Should companies that store passwords in plaintext be held accountable when they are compromised? Recently I needed to reset my login for www.msy.com.au for their online store. I knew what email address I had used, my generic junk one with hotmail, but what the hell did I set my username & password too? Normally I just hope for the best and head instore.

After clicking Forgot Username/Password I was absolutely amazed to receive an email with my username and password that I had set.

www.msy.com.au store all passwords in plaintext! To be honest after asking around work, no one was really shocked to find out that their passwords with MSY are in plaintext, however with news report after news report showing that people frequently select the same username and password for almost all sites, this could hurt individuals.
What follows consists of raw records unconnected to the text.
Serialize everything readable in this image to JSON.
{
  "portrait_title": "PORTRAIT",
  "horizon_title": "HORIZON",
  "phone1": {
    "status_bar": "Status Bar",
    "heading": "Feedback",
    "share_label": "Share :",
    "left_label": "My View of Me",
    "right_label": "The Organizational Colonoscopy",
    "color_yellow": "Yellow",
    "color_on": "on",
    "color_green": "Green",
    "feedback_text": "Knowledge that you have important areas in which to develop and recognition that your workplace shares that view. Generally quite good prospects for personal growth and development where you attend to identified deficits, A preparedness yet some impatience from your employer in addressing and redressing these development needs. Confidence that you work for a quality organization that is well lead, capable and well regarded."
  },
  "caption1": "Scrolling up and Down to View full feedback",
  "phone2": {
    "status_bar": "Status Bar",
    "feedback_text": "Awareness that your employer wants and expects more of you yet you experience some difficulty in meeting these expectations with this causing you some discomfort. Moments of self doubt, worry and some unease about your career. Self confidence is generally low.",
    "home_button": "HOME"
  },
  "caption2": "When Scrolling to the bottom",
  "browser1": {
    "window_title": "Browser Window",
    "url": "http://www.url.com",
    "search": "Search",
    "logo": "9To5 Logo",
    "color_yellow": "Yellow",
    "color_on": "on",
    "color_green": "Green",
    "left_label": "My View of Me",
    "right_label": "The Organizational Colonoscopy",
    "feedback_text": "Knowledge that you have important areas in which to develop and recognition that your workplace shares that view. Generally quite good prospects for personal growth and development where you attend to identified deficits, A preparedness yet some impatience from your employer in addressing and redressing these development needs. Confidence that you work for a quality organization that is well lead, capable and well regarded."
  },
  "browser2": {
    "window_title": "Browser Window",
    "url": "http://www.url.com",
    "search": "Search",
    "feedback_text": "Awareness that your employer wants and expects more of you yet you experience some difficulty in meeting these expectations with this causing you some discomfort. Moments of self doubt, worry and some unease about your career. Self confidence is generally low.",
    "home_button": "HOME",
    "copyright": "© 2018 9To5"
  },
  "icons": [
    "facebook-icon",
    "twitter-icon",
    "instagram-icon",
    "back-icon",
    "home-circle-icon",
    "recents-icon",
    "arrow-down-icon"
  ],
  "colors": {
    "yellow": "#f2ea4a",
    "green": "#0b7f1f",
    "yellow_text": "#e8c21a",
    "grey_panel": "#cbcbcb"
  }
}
MSY are currently developing an online ordering delivery system. As a complete rewrite is likely to be off the cards, what guarantee can MSY provide to myself and everyone else that their home address, phone numbers, CC details etc are stored securely when password management appears to complex?

So I pose the question, if MSY is compromised (I hope they never are) should they be held responsible for exposing plaintext passwords of their userbase and any other details?